[[ DATA EXTRACT open ]]

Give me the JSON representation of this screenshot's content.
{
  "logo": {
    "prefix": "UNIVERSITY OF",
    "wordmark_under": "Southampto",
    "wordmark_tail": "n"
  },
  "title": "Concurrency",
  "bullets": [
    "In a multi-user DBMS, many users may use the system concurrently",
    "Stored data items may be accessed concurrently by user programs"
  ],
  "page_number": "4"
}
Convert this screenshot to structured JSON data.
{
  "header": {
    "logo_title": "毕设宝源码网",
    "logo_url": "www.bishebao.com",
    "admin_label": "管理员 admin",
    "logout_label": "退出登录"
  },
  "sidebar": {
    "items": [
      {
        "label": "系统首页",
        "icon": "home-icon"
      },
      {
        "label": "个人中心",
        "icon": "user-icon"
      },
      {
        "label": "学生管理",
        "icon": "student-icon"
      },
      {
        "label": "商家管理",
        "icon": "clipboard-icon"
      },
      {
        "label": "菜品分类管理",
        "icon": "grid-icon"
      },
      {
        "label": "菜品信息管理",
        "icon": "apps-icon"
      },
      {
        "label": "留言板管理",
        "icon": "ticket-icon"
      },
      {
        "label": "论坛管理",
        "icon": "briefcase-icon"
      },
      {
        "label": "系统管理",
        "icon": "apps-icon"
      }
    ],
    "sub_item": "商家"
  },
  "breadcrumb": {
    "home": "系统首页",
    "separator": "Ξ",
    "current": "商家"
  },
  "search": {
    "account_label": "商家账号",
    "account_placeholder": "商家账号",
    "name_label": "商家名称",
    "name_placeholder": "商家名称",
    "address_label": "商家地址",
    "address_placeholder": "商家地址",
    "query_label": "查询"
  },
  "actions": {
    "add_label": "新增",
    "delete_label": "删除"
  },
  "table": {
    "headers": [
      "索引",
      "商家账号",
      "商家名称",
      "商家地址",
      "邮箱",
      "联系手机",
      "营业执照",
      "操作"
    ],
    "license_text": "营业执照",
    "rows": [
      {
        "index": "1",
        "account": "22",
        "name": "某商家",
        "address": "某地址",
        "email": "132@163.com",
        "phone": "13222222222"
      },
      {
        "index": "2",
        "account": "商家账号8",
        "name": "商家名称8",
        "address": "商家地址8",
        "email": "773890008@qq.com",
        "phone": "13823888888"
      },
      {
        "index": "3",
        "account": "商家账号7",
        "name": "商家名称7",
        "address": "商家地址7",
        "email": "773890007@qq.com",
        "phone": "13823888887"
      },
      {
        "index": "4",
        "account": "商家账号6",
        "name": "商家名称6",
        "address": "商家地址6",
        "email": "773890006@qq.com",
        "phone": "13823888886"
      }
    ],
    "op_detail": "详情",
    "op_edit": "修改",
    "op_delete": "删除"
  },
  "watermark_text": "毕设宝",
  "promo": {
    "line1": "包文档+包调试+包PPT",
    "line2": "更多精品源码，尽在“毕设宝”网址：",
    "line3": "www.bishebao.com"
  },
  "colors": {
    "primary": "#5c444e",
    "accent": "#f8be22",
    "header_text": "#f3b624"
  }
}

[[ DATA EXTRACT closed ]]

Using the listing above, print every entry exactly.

Give me the JSON representation of this screenshot's content.
{
  "logo": {
    "prefix": "UNIVERSITY OF",
    "wordmark_under": "Southampto",
    "wordmark_tail": "n"
  },
  "title": "Concurrency",
  "bullets": [
    "In a multi-user DBMS, many users may use the system concurrently",
    "Stored data items may be accessed concurrently by user programs"
  ],
  "page_number": "4"
}
Convert this screenshot to structured JSON data.
{
  "header": {
    "logo_title": "毕设宝源码网",
    "logo_url": "www.bishebao.com",
    "admin_label": "管理员 admin",
    "logout_label": "退出登录"
  },
  "sidebar": {
    "items": [
      {
        "label": "系统首页",
        "icon": "home-icon"
      },
      {
        "label": "个人中心",
        "icon": "user-icon"
      },
      {
        "label": "学生管理",
        "icon": "student-icon"
      },
      {
        "label": "商家管理",
        "icon": "clipboard-icon"
      },
      {
        "label": "菜品分类管理",
        "icon": "grid-icon"
      },
      {
        "label": "菜品信息管理",
        "icon": "apps-icon"
      },
      {
        "label": "留言板管理",
        "icon": "ticket-icon"
      },
      {
        "label": "论坛管理",
        "icon": "briefcase-icon"
      },
      {
        "label": "系统管理",
        "icon": "apps-icon"
      }
    ],
    "sub_item": "商家"
  },
  "breadcrumb": {
    "home": "系统首页",
    "separator": "Ξ",
    "current": "商家"
  },
  "search": {
    "account_label": "商家账号",
    "account_placeholder": "商家账号",
    "name_label": "商家名称",
    "name_placeholder": "商家名称",
    "address_label": "商家地址",
    "address_placeholder": "商家地址",
    "query_label": "查询"
  },
  "actions": {
    "add_label": "新增",
    "delete_label": "删除"
  },
  "table": {
    "headers": [
      "索引",
      "商家账号",
      "商家名称",
      "商家地址",
      "邮箱",
      "联系手机",
      "营业执照",
      "操作"
    ],
    "license_text": "营业执照",
    "rows": [
      {
        "index": "1",
        "account": "22",
        "name": "某商家",
        "address": "某地址",
        "email": "132@163.com",
        "phone": "13222222222"
      },
      {
        "index": "2",
        "account": "商家账号8",
        "name": "商家名称8",
        "address": "商家地址8",
        "email": "773890008@qq.com",
        "phone": "13823888888"
      },
      {
        "index": "3",
        "account": "商家账号7",
        "name": "商家名称7",
        "address": "商家地址7",
        "email": "773890007@qq.com",
        "phone": "13823888887"
      },
      {
        "index": "4",
        "account": "商家账号6",
        "name": "商家名称6",
        "address": "商家地址6",
        "email": "773890006@qq.com",
        "phone": "13823888886"
      }
    ],
    "op_detail": "详情",
    "op_edit": "修改",
    "op_delete": "删除"
  },
  "watermark_text": "毕设宝",
  "promo": {
    "line1": "包文档+包调试+包PPT",
    "line2": "更多精品源码，尽在“毕设宝”网址：",
    "line3": "www.bishebao.com"
  },
  "colors": {
    "primary": "#5c444e",
    "accent": "#f8be22",
    "header_text": "#f3b624"
  }
}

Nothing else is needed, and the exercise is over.